Provided information:
⁂
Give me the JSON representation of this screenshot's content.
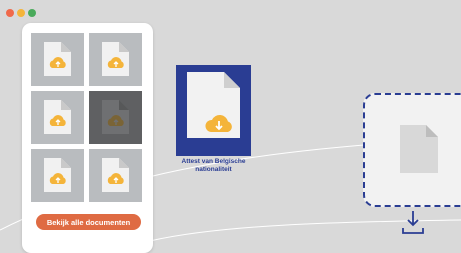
{
  "window_controls": {
    "colors": [
      "#f0694a",
      "#f4b43a",
      "#4aaa5b"
    ],
    "names": [
      "close",
      "minimize",
      "maximize"
    ]
  },
  "documents": {
    "tile_count": 6,
    "selected_index": 3,
    "icon": "file-upload-icon",
    "button_label": "Bekijk alle documenten"
  },
  "featured_document": {
    "caption_line1": "Attest van Belgische",
    "caption_line2": "nationaliteit",
    "icon": "file-download-icon"
  },
  "dropzone": {
    "icon": "file-icon"
  },
  "download_icon": "download-tray-icon",
  "colors": {
    "accent": "#df6b43",
    "brand_blue": "#2a3d93",
    "cloud_yellow": "#f4b43a",
    "background": "#d9d9d9"
  }
}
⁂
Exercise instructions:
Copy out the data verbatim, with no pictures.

Completed task:
Give me the JSON representation of this screenshot's content.
{
  "window_controls": {
    "colors": [
      "#f0694a",
      "#f4b43a",
      "#4aaa5b"
    ],
    "names": [
      "close",
      "minimize",
      "maximize"
    ]
  },
  "documents": {
    "tile_count": 6,
    "selected_index": 3,
    "icon": "file-upload-icon",
    "button_label": "Bekijk alle documenten"
  },
  "featured_document": {
    "caption_line1": "Attest van Belgische",
    "caption_line2": "nationaliteit",
    "icon": "file-download-icon"
  },
  "dropzone": {
    "icon": "file-icon"
  },
  "download_icon": "download-tray-icon",
  "colors": {
    "accent": "#df6b43",
    "brand_blue": "#2a3d93",
    "cloud_yellow": "#f4b43a",
    "background": "#d9d9d9"
  }
}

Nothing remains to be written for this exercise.